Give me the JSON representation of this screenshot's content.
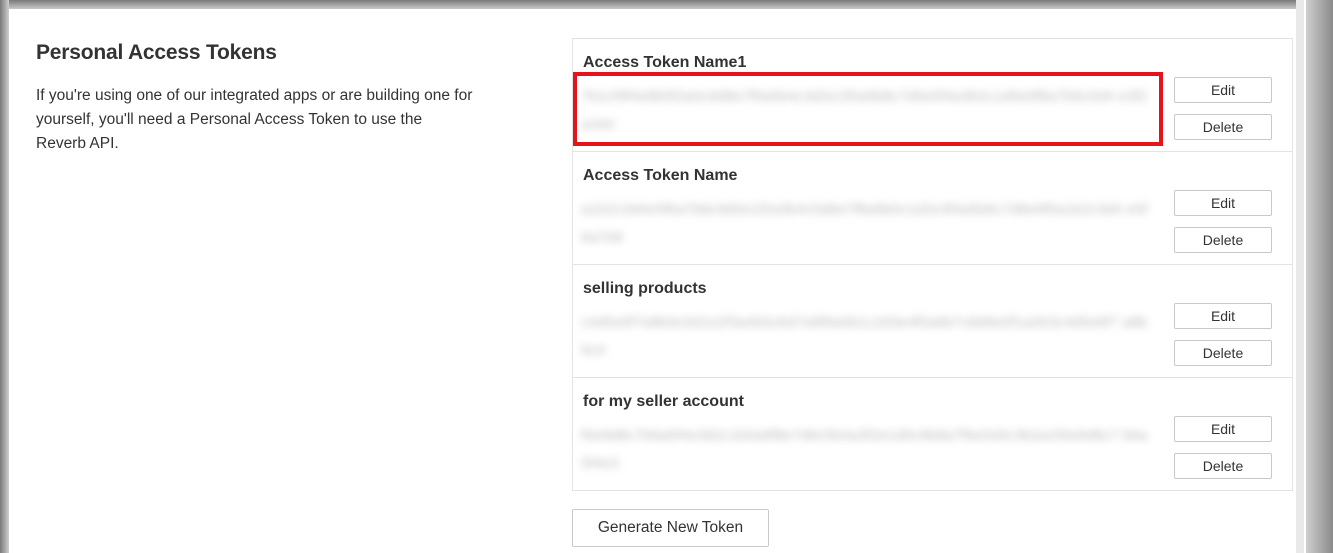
{
  "section": {
    "title": "Personal Access Tokens",
    "description": "If you're using one of our integrated apps or are building one for yourself, you'll need a Personal Access Token to use the Reverb API."
  },
  "tokens": [
    {
      "name": "Access Token Name1",
      "value": "7b1cf9f4e8b5f2a0c9d8e7f6a5b4c3d2e1f0a9b8c7d6e5f4a3b2c1d0e9f8a7b6c5d4 e3f2a1b0",
      "highlighted": true,
      "edit_label": "Edit",
      "delete_label": "Delete"
    },
    {
      "name": "Access Token Name",
      "value": "a1b2c3d4e5f6a7b8c9d0e1f2a3b4c5d6e7f8a9b0c1d2e3f4a5b6c7d8e9f0a1b2c3d4 e5f6a7b8",
      "highlighted": false,
      "edit_label": "Edit",
      "delete_label": "Delete"
    },
    {
      "name": "selling products",
      "value": "c4d5e6f7a8b9c0d1e2f3a4b5c6d7e8f9a0b1c2d3e4f5a6b7c8d9e0f1a2b3c4d5e6f7 a8b9c0",
      "highlighted": false,
      "edit_label": "Edit",
      "delete_label": "Delete"
    },
    {
      "name": "for my seller account",
      "value": "f0e9d8c7b6a5f4e3d2c1b0a9f8e7d6c5b4a3f2e1d0c9b8a7f6e5d4c3b2a1f0e9d8c7 b6a5f4e3",
      "highlighted": false,
      "edit_label": "Edit",
      "delete_label": "Delete"
    }
  ],
  "generate_button_label": "Generate New Token",
  "colors": {
    "highlight": "#e5141b",
    "border": "#e3e3e3",
    "text": "#333333"
  }
}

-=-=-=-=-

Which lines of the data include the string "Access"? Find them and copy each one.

    "title": "Personal Access Tokens",
    "description": "If you're using one of our integrated apps or are building one for yourself, you'll need a Personal Access Token to use the Reverb API."
      "name": "Access Token Name1",
      "name": "Access Token Name",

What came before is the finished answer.